Any service provider who bills clients by the hour will know the challenges of that method. When we start out with a new service-based business, it is the first method that comes to mind. It is easy to find out the range of rates within your industry, which provides us with a good low and high rate of what others charge. Depending on your level of skills, experience, and confidence, you start with what is probably a lower rate, and over the years work your way up.
We need to start somewhere, and hourly billing is standard for many services, e.g. anything from virtual assistants, plumbers and electricians, and consultants, all the way up into the higher echelons of hourly lawyer or specialised accountant fees.
Hourly billing clearly has its place, and it has good and bad sides. Here is an overview for service providers – and potential clients – to keep in mind when offering or seeking a service.
1. You get paid for the work you put in. That is actually a good thing; you do the work and get compensated for exactly that. As long as your hourly rate appropriately reflects your skills and expertise, this is a good way to get paid. Especially for a start-up service provider, like a virtual assistant, this is a good way to start.
2. Numbers can be established in advance. Hourly billing can help the service provider and the client agree on a set number of hours and compensation per month or per project. Both parties know how much time they will be putting in, and how much they will be spending or earning. This helps a client on a budget stay within it, and allows the service provider to plan around the hours they have available each month, and know their sales numbers in advance.
3. It is easy to calculate. Once you have decided on your hourly worth, there needn’t be any further debates in terms of the qualitative output. Of course, the quality of your work must be good, and a client may still query the output or time you spent on getting the job done, it is easier to handle though.
1. You need to track your time. This is simple enough – though the task itself can take a fair amount of time. Depending on how you track it, i.e. with pen and paper, in a spreadsheet, on your mobile phone timer, or an online tracking system, you need to tally it all in the end.

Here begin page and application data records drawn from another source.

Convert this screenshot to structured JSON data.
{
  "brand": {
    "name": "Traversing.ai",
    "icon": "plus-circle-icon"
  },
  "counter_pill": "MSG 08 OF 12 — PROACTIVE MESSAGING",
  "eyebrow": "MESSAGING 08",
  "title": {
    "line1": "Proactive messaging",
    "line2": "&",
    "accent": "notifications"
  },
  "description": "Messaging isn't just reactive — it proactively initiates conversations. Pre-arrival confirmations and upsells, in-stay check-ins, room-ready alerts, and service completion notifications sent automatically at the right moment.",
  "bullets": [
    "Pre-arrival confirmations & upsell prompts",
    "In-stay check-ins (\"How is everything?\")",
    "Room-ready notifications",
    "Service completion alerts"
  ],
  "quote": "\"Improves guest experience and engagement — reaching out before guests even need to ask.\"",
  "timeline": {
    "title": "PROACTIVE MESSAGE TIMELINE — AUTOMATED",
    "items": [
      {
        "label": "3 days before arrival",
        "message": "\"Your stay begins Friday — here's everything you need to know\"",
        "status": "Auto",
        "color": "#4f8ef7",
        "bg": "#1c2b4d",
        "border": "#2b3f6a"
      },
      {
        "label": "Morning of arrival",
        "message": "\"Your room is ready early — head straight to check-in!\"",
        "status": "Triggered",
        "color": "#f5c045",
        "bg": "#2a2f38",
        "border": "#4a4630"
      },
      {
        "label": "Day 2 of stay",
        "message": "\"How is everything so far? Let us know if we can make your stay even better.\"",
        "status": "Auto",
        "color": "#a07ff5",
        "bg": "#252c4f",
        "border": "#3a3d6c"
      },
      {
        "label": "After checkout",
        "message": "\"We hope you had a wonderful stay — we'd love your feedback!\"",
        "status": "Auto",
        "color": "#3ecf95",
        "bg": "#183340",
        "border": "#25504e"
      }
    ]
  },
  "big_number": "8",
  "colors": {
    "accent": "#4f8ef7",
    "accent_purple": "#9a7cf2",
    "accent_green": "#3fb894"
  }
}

If your client requires a detailed and itemised timesheet or invoice, you may want to include part of that time investment in your billing.
2. Pricing may not reflect your expertise or outcome for your client. You have a university degree, professional training, and years or decades of expertise and know-how, or you are naturally gifted in your field; that should count for something, right? An hourly rate may not reflect all that, unless it is suitably high. Back again to my thought about lawyer fees – I guess they actually have it right!
3. Your speed penalises you. When you are very good at what you do, and once you have become accustomed to your clients’ specific tasks and processes, then naturally you become faster at doing them. Being on an hourly rate then means you get shafted for getting work done quicker!
Instead of hourly billing, try to package your services. The standard seems to be to offer three or four package plans, from low to high, with the middle plan being the most popular, most chosen, and generally the best value for money.
Include a selection of tasks, services, or outcomes in each package, with the best package offering the most variety and/or frequency of services. For example, a Level 1 package would cover the basics of your services: the easiest, most requested, standard and quick to do tasks. Maybe you will describe some exact tasks or results that are included and you can quantify them, as for example with doing a client’s social media posts (how many, how often, on which platforms).
Level 2 could be all or some of the entry-level tasks, plus some additional services. Here you may also be more proactive in offering to assess and improve their current systems, programs and processes, and so on.
In Level 3 as your top package plan, you can dive even deeper and provide either a wider range of services or something more challenging and meaningful. You may include longer-term strategies, assessments, and more qualitative outcomes. This could be, for example, planning a certain business goal or milestone with the client and helping them achieve it. The top plan essentially offers the cake with the cherry on top!
Same as with defining your hourly rates, find out what package plan pricing others are offering and then rewrite it to fit your services and what you wish to include. When I created my package plans, I found it a truly challenging task! Was I aiming too high? Too low? Did I include enough service areas, or ‘give away’ too many?
I drafted what I thought was a good start, and then shared it with two business friends from different industries for review. Theirs was the best feedback I could have got! A fresh pair of eyes showed where I needed to be more specific.
So, I recommend just putting something on paper, and getting feedback from anyone who can look at it like a potential client would. If it makes sense to them, you are on the right path!